*Material for the task*
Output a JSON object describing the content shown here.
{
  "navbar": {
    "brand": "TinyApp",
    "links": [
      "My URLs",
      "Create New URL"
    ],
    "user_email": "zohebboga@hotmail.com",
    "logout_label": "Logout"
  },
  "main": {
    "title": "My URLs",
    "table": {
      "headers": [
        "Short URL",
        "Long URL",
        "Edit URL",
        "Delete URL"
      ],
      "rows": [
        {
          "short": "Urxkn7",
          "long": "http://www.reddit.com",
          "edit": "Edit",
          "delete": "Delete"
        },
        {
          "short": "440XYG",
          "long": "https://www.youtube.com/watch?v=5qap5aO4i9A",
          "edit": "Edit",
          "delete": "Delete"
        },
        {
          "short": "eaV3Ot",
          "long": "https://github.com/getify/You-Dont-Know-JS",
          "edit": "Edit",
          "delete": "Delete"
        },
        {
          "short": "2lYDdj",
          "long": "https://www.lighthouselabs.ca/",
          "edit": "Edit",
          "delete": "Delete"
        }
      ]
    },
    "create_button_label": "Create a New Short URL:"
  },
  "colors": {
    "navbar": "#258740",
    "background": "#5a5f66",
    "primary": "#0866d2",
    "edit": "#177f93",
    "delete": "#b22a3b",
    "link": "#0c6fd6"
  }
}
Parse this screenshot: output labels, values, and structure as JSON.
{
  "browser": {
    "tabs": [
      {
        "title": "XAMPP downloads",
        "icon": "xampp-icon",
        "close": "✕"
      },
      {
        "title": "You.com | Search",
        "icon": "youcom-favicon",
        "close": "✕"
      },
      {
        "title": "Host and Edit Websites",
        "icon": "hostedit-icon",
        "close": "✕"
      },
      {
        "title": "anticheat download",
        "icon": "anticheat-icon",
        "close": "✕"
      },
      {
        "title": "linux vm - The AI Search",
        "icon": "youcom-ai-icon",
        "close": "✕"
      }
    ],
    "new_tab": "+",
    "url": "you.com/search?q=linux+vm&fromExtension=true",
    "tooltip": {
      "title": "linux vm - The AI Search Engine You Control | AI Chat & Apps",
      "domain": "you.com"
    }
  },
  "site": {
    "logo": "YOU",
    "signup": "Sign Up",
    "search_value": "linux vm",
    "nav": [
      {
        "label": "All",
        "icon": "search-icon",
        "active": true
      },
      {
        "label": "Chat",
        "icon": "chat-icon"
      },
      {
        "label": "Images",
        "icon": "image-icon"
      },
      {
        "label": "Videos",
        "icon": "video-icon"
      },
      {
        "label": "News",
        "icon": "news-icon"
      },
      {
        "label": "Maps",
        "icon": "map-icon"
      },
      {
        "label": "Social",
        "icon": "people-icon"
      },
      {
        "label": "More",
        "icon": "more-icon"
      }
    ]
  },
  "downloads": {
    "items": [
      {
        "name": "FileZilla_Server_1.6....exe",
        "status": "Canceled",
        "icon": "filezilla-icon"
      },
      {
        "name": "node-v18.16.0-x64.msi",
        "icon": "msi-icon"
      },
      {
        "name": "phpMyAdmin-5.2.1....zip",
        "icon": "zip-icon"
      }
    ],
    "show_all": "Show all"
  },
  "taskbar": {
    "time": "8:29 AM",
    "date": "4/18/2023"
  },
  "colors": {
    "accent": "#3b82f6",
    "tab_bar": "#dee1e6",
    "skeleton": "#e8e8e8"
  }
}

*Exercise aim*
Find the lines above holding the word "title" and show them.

*Task solution*
    "title": "My URLs",
        "title": "XAMPP downloads",
        "title": "You.com | Search",
        "title": "Host and Edit Websites",
        "title": "anticheat download",
        "title": "linux vm - The AI Search",
      "title": "linux vm - The AI Search Engine You Control | AI Chat & Apps",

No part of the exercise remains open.